On the second Sunday of March, Americans around the country wake up a little more groggy and a lot more annoyed than usual, knowing that they lost an hour of sleep. (This year, that dreaded day falls on March 11, 2018.) But for a select few, that day is just a regular Sunday. Not all states observe Daylight Saving Time.
The United States officially adopted Daylight Saving Time (yes, not “Savings”) as part of the Uniform Time Act of 1966. Before that, states could come up with their own versions of the practice. In fact, Iowa once had 23 different pairs of start and end dates throughout the state. This new law brought much needed order to the country’s clocks, but it didn’t require all states to comply. And so, two states eventually opted out: Hawaii and Arizona.
Hawaii abandoned the law in 1967 because, well, it just didn’t make sense. One of the benefits of Daylight Saving Time is that there’s more daylight in the evening. But in Hawaii, the sun rises and sets at about the same time every day, TIME reports.

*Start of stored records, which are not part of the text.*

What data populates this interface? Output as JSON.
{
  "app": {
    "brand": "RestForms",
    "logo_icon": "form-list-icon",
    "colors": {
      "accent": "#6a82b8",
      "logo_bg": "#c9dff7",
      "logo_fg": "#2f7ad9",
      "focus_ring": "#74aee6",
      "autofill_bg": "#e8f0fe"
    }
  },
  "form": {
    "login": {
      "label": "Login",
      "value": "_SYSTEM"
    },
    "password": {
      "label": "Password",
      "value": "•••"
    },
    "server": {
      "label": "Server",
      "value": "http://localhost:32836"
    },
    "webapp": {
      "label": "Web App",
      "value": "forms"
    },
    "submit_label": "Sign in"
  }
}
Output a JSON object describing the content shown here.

Arizona followed suit in 1968 because it also gets a lot of daylight year round. Not setting clocks forward also ensures that there are lower temperatures during waking and bedtime hours. However, the Navajo Nation in northeastern Arizona does observe Daylight Saving Time so it can have a uniform time with the parts of the territory in Utah and New Mexico.
A few U.S. territories also refrain from observing Daylight Saving Time: the commonwealths of Puerto Rico and the Northern Marina Islands; the U.S. Virgin Islands; American Samoa; and Guam.

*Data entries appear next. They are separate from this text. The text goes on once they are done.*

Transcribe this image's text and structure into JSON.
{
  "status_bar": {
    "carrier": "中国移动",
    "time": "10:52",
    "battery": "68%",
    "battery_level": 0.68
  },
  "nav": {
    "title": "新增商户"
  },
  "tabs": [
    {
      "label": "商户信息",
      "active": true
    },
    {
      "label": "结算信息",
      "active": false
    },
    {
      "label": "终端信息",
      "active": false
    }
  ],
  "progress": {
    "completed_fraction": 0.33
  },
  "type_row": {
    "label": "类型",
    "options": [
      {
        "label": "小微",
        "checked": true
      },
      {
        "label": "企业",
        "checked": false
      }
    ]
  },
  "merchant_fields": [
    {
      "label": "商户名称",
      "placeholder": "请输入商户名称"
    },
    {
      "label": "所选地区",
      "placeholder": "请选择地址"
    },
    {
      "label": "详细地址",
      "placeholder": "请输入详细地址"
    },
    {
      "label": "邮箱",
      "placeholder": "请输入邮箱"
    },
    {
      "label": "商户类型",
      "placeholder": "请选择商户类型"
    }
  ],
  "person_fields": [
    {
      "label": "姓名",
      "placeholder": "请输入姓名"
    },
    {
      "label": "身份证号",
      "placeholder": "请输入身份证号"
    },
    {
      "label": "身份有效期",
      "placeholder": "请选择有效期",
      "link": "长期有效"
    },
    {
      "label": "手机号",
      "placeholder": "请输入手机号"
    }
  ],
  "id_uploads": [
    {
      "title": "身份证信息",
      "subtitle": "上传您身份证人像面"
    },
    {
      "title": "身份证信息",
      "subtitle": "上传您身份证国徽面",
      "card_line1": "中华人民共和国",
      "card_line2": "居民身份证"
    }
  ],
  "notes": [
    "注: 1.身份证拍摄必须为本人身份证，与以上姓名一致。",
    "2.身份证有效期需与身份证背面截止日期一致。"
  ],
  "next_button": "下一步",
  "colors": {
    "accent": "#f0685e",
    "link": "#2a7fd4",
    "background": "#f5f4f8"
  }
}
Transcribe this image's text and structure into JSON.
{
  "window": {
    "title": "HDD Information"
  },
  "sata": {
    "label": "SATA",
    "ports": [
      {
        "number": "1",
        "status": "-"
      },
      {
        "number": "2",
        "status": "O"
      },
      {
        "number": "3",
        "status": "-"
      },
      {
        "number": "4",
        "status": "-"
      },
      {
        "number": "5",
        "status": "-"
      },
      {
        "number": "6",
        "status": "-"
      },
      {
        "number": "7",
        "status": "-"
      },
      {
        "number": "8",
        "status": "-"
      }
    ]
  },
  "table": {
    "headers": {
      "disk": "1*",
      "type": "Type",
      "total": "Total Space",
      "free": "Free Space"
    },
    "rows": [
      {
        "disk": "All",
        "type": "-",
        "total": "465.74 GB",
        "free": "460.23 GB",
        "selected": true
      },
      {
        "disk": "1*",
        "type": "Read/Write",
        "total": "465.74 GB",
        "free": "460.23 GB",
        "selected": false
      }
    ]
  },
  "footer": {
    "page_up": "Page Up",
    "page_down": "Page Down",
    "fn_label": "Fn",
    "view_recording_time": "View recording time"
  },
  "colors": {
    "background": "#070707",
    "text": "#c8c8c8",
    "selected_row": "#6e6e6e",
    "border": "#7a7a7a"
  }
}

Some states have drafted bills to adhere to daylight saving year round or end the practice altogether—here are six totally valid reasons to get rid of Daylight Saving Time—but for now, the rest of the country still has to change its clocks twice a year.

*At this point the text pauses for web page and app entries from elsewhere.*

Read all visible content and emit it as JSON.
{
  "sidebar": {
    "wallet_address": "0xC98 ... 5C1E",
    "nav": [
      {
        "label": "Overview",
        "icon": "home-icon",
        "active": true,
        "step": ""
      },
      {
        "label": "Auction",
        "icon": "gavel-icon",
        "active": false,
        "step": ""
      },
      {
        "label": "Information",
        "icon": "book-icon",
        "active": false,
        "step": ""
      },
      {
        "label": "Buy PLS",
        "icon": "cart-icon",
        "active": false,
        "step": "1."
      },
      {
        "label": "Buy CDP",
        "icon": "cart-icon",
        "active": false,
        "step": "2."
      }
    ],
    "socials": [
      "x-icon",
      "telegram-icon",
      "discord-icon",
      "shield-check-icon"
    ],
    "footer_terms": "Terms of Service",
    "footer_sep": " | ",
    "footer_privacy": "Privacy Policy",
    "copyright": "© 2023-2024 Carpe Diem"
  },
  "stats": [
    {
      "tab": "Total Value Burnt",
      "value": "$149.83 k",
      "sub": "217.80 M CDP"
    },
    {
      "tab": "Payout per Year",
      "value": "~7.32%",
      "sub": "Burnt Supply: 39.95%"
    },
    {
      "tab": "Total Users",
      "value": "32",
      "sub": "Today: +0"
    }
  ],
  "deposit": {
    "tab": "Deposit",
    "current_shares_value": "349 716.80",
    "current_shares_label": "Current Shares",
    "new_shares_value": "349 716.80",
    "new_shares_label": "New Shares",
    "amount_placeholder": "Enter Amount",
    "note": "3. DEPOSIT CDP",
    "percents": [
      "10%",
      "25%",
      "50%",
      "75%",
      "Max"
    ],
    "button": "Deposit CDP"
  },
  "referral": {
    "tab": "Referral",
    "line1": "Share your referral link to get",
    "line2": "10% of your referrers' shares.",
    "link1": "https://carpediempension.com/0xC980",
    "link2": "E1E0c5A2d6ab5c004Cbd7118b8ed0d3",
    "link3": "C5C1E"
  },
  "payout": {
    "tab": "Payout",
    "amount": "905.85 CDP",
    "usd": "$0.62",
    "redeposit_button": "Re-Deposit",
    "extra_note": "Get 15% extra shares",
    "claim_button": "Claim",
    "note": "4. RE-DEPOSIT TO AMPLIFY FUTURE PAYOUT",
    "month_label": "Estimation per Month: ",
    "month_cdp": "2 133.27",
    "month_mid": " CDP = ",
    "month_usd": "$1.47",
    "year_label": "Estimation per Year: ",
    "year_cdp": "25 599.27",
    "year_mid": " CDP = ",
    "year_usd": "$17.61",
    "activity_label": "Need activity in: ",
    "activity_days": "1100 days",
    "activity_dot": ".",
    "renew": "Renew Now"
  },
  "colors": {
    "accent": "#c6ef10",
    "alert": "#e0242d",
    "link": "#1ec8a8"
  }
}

So yes, you have every right to be annoyed when March rolls around, but getting your body used to the time change doesn’t have to be a struggle. Check out these 16 ways sleep doctors adjust to Daylight Saving Time.